ANNAPOLIS -- The state should abandon its elusive goal of trying to rehabilitate inmates at the Patuxent Institution, Maryland's prisons chief said yesterday.
Instead, Bishop L. Robinson told a legislative committee that more manageable problems, such as treating inmates with mental illnesses or those hooked on drugs or alcohol, should receive state priority.
Mr. Robinson, the secretary of public safety and correctional services, also recommended that certain young criminals who are ineligible for the state's boot camp program be sent to basic education courses to be offered at Patuxent.
Ironically, the recommendations came a day after budget cuts closed the Jessup institution's education program.
Mr. Robinson's proposals represented the conclusions of a 12-member task force created in May to re-evaluate Patuxent's mission of rehabilitating criminals through counseling and psychological programming.
Legislators called for a new mission after a February report that Patuxent inmates were more likely than other prison inmates to be rearrested after release.
Yesterday's recommendations were greeted coolly by members of the House Appropriations subcommittee.
"Nothing has proven to work with real criminals except keeping them in jail," said Delegate Robert L. Flanagan, R-Howard. "The longer you keep them off the streets, the safer we are."

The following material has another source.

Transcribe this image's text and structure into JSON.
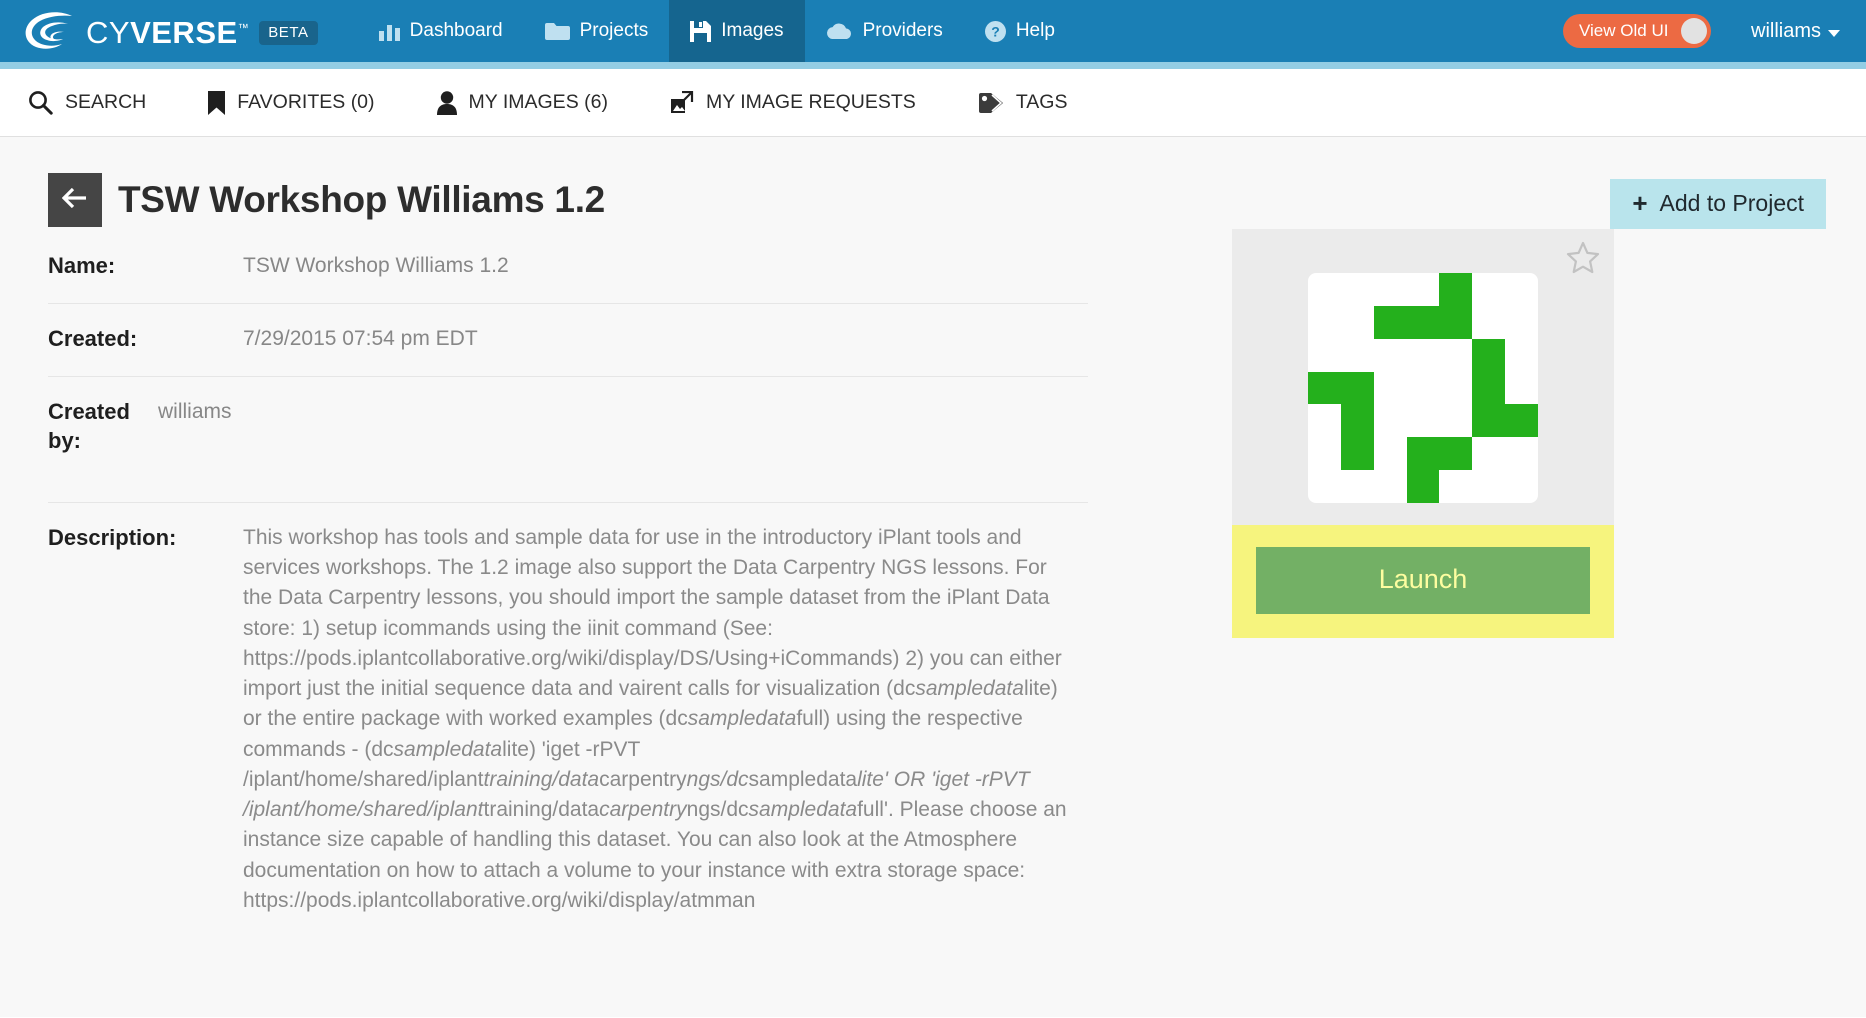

To reduce recidivism and contain a prison population of 21,000 that is expanding by more than 100 inmates a month, he should be free to try new approaches, Mr. Robinson said.